And the clues continue to mount.
The teary-eyed communion between Sparky Anderson and Pete Rose at a baseball memorabilia shop here in Cooperstown on Saturday wasn’t the only hint over induction weekend that the ice may be breaking around Rose’s 20 years in suspended animation – and eligibility for, if not necessarily election to, the Hall, might be in the offing.
The impeccable Bill Madden reports in today’s New York Daily News that Hank Aaron held a “seemingly impromptu” gaggle with a handful of reporters on Saturday during which he not only endorsed an asterisk for steroid users who reach Cooperstown, but brought Rose up himself and said “I would like to see Pete in. He belongs there.”
On Saturday night I reported that Rose’s old Cincinnati manager stunned onlookers in the card shop in which Rose spends most of induction weekend, by bounding through its doors to have a brief conversation with him. Saying he had been convinced of the rightness of the timing by his wife, Anderson told Rose: “You made some mistakes 20 years ago, Pete, but that shouldn’t detract from your contributions to the game.”
I had the briefest of conversations with Rose yesterday. He confirmed the Anderson visit, said it had been “a long time” since they had last talked (although he wasn’t certain it was the full two decades). Pete Rose is never tight-lipped about his prospects for reinstatement, but he was clearly being circumspect. “Sparky was here. Morgan was here. Perez was here. Schmidt was here.” He smiled, then answered my question about the ultimate outcome of his saga. “I think it’ll be all right.”

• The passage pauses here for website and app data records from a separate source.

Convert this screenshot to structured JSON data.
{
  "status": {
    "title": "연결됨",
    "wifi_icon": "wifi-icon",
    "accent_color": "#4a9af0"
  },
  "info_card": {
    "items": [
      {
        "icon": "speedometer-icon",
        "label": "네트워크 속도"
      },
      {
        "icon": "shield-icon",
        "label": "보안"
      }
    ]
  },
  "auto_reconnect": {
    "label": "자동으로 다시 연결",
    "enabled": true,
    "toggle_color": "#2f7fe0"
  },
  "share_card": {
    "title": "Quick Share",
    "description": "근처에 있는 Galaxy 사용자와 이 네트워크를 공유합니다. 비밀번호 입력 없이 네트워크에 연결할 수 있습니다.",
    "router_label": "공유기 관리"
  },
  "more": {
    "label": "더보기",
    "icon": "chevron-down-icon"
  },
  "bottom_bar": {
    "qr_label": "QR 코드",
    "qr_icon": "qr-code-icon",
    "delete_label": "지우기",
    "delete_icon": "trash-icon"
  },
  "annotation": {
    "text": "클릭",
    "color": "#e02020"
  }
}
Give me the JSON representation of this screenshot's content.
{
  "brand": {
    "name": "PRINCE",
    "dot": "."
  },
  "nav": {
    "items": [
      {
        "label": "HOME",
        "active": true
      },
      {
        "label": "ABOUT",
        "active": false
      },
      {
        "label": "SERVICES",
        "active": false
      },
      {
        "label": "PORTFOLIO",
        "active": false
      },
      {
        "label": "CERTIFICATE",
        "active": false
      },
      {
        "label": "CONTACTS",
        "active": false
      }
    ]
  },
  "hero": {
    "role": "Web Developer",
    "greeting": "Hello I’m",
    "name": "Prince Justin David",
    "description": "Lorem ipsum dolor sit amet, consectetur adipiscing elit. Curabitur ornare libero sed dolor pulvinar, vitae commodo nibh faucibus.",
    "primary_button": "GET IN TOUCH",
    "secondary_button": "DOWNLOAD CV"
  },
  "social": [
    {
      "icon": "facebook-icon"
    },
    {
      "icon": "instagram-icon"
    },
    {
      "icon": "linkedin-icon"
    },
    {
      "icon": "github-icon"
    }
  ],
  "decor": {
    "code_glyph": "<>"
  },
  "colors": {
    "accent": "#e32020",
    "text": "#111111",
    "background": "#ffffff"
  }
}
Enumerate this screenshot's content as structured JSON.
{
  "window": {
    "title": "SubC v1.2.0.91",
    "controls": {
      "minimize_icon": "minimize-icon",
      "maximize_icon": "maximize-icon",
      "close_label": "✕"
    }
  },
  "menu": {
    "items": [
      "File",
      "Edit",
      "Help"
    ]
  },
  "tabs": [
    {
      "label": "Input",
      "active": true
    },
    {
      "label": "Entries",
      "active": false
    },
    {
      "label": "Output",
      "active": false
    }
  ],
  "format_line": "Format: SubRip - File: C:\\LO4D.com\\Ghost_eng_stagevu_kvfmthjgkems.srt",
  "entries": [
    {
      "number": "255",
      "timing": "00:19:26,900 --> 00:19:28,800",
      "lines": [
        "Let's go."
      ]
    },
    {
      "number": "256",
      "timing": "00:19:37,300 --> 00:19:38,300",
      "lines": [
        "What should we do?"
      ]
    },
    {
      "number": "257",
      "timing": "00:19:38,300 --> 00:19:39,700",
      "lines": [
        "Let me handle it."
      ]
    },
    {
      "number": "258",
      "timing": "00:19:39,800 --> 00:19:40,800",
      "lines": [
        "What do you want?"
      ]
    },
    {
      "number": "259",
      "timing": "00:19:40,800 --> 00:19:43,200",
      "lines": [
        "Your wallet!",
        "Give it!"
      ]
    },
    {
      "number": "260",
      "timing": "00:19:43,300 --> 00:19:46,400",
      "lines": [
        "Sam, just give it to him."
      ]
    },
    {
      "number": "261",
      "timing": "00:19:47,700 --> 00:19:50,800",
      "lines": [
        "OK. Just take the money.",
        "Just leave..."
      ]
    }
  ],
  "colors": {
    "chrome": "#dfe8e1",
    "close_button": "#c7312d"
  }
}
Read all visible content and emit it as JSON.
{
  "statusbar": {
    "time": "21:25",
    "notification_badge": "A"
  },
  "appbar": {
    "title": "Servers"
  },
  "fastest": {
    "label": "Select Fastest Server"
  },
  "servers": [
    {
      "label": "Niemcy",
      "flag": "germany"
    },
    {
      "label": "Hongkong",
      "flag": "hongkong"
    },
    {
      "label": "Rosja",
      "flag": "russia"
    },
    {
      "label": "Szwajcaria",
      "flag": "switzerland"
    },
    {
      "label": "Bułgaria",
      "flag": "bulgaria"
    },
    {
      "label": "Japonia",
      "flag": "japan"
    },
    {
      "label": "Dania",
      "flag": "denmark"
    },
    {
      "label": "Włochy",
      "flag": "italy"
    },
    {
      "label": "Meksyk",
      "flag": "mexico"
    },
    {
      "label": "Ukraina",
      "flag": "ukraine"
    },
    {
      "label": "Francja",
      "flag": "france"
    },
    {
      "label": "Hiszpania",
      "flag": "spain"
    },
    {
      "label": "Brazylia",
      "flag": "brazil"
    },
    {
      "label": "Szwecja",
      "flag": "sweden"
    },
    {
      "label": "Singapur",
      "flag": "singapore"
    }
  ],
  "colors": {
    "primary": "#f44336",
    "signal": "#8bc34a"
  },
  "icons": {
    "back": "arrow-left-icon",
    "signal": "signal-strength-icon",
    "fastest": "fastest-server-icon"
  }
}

With the advent of increased Hall of Famer influence on the Hall of Fame itself, Joe Morgan in particular has grown powerful within the Cooperstown infrastructure. A Morgan greeting to Rose wouldn’t mean much. A Morgan word to Bud Selig about ‘time served’ might be – and Madden reports at least one other Hall of Famer is arguing such a line.
I was a steadfast opponent of Rose’s reinstatement for all of his first fifteen years of banishment. My belief was, even if he bet only on the Reds to win, this constituted a kind of passive/aggressive form of game-fixing: his use of players, especially his best relief pitchers, might be much more aggressive in games on which he had a wager, than those he did not. But the light bulb has slowly flickered on above Pete’s head, he has lowered the volume on his woe-is-me-ism, and most importantly, his crimes have been contextualized by the PED-era. There is no form of game-fixing more subtle nor more insidious than juicing. Not even gambling.
The 20th Anniversary of his banishment is a month away: August 24th. It has served its purpose. Rose will never get a significant job in the game; if necessary he can be statutorily prevented from getting one. Who knows? A reinstated Rose might even be a terrific in-person warning to minor league players and young big leaguers he might serve as a hitting coach, about the consequences of breaking the key rules – the ones about gambling, and the ones about performance-enhancers.